INDIANAPOLIS — After a record-breaking number of Indianapolis homicides last year, Indianapolis Metro Police and the mayor shared their plans to reduce violence in 2021.
In 2020, the United States saw the largest one-year increase in homicides in modern history. “We have not been immune from the troubling trend that has impacted cities across the United States,” said IMPD Chief Randal Taylor.
“While overall crime has continued to fall, criminal homicides skyrocketed,” said Mayor Joe Hogsett. In Indianapolis, criminal homicides increased by nearly 40% from 2019. Hogsett cites COVID-19 as a contributing factor. "It has put mental emotional economic strain on residents across our city,” he said.
“We are seeing the need for money as a lot of what we are seeing through the drug trade,” said Shonna Majors, the city’s community violence reduction director.
Metro police say they ramped up staffing, local, state and federal partnerships, doubled down on community-based beat policing, increased foot and bike patrols, added 16 businesses to IMPD’s b-link program which added 45 street level cameras to IMPD’s network, issued over 1,000 body-worn cameras to their officers, and implemented “violence interrupters," who are people tasked with minimizing cyclical and retaliation violence.
Despite all this, Chief Taylor says a lot of their efforts were disrupted by COVID-19, especially in-person meeting with youth. He hopes to get back to that this year.
“To see our city go through such a violent year which was already unprecedented with the coronavirus and the pandemic itself and to end at 245 homicides, it’s heartbreaking, it’s gut wrenching,” said Aaron Williams, City of Peace Coalition and Peace in the Streets leader.
Williams, who works with two community grassroots organizations focused on rooting out crime, says COVID-19 has been devastating for all, but it is no justification for the amount of violence we saw last year. “What we saw was a lack of leadership and we saw an opportunity for the city to go on to say here’s an excuse that we can use,” he said. “And I don’t think it’s right and I don’t think it’s fair for all the families that lost love ones.”
The mayor says the city is funding community-based violence prevention tactics at a historic level.
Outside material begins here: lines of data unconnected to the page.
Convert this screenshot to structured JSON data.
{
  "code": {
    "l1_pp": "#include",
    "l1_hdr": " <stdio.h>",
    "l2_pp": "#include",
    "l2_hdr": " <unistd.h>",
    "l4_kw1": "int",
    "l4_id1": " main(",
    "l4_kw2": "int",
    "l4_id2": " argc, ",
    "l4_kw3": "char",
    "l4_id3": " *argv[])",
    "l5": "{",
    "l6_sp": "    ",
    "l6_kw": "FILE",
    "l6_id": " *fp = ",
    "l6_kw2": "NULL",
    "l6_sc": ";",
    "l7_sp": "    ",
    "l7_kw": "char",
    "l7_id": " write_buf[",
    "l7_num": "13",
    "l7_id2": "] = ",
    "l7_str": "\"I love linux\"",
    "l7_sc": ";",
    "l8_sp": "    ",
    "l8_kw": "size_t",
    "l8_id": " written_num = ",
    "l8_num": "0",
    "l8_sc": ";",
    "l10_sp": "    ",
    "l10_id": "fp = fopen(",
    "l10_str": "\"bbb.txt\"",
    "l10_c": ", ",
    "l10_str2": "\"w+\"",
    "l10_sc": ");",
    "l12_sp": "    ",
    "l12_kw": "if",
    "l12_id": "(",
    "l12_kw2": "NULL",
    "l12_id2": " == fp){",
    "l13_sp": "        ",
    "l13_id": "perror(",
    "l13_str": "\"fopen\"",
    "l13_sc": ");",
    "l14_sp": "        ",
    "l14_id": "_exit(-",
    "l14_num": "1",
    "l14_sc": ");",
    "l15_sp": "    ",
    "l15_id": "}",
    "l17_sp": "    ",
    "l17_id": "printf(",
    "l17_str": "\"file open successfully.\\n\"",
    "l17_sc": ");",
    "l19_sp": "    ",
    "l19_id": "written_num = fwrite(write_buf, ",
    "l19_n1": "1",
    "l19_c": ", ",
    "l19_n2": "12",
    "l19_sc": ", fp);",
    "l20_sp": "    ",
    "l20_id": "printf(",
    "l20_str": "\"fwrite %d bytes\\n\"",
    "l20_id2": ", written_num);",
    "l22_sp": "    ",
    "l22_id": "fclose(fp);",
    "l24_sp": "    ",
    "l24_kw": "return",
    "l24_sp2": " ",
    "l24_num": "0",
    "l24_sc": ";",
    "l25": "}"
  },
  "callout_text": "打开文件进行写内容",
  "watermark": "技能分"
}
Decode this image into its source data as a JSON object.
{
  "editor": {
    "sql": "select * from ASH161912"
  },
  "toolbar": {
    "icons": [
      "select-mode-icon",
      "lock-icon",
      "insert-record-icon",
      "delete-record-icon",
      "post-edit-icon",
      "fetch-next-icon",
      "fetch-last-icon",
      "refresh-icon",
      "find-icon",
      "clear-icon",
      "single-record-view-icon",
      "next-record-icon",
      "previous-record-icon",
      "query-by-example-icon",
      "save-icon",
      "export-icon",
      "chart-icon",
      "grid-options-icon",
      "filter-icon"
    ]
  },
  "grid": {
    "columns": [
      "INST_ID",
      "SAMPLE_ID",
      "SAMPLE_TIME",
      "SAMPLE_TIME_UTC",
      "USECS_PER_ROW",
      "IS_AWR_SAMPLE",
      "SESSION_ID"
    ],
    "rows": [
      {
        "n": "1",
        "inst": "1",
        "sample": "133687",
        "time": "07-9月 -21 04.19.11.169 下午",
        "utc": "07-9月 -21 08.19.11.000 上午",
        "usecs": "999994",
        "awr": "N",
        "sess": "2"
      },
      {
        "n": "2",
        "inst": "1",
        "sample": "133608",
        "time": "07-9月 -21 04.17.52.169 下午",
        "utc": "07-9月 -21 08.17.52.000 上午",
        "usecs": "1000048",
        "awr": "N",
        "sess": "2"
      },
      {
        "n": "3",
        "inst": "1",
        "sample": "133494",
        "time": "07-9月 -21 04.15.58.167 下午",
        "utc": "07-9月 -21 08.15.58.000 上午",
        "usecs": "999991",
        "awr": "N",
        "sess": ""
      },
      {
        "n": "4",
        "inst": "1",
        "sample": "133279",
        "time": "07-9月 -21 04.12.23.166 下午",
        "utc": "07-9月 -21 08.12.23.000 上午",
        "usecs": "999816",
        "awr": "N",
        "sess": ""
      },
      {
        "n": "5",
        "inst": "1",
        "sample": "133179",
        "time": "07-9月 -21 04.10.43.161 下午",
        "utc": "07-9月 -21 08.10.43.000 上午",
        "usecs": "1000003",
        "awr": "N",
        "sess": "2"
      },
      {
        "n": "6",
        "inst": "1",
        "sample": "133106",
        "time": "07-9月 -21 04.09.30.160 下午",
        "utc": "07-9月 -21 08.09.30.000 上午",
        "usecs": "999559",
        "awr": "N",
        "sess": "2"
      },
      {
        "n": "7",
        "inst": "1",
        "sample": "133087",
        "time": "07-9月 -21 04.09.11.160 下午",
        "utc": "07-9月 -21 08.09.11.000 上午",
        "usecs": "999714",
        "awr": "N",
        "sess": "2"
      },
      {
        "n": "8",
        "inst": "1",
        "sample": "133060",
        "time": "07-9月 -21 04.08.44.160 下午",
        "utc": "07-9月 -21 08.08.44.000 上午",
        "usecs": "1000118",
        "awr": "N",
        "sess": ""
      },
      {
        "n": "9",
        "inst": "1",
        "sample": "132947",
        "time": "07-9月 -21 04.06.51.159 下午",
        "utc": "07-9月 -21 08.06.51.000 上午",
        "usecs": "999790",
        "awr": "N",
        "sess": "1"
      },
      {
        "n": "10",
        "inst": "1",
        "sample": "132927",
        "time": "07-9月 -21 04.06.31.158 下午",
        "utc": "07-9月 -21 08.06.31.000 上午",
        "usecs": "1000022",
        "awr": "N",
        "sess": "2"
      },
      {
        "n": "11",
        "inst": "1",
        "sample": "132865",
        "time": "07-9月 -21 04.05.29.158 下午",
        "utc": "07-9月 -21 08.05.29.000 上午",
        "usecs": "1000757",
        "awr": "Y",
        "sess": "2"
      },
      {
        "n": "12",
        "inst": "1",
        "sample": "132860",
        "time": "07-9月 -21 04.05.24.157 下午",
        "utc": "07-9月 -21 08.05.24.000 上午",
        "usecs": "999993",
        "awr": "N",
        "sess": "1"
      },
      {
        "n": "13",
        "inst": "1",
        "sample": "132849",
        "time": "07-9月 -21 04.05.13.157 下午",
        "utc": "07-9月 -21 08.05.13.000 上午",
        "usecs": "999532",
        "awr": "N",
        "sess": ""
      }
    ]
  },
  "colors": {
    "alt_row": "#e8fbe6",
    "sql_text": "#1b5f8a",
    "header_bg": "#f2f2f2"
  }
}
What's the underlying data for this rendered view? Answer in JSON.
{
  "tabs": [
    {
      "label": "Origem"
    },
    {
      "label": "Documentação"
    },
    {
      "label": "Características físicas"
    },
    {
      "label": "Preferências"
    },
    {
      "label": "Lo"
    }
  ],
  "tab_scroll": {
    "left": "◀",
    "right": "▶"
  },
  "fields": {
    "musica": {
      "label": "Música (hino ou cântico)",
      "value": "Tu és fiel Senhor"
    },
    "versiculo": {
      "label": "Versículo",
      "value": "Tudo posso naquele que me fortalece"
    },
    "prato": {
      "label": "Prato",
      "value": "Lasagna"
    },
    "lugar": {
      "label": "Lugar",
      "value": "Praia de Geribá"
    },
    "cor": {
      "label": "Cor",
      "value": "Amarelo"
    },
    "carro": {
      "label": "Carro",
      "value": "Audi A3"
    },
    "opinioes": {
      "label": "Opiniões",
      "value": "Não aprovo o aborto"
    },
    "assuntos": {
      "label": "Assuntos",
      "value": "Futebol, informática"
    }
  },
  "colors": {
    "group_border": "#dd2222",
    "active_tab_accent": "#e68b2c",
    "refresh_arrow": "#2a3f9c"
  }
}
Priorities for 2021 include: better accountability with the use-of-force review board which will contain a majority citizen involvement, improving data collection to solve and prevent crimes, focused policing on the small number of people and places driving the majority of the violence, and reigniting relationships with community groups to repair and build new bridges of trust between law enforcement and neighborhoods.
“As of this day, right now, we’ve had 12 homicides, we’ve had 64 people who have been shot, we have 12 people who have been stabbed and we are already on pace to eclipse 200 homicides in 2021,” said Williams. “And you’re trying to figure out with all these groups and all the work that we’re doing, why aren’t we getting more done? Why are we seeing the homicide numbers go down?”
To see a decrease in violence, Williams says the city and IMPD need to partner with community organizations already doing the work. “We met with the mayor over half a dozen times last year personally in his office, very highly confidential conversations, and really trying to work with him and his administration on things that could be done,” said Williams. “And we never moved the needle forward. As we continue to have the conversations with him and his staff, the homicides and the crime continue to escalate and we ask, when is enough going to be enough?”
He says groups need to work together and get support from the mayor’s office, encouraging city leaders for greater collaboration. “Get out in the streets and talk to the individuals who are out there doing the work, even some of your lesser known groups,” said Williams. “Make a commitment this month that the next 11 months will be different and safer than we want we saw in 2020.”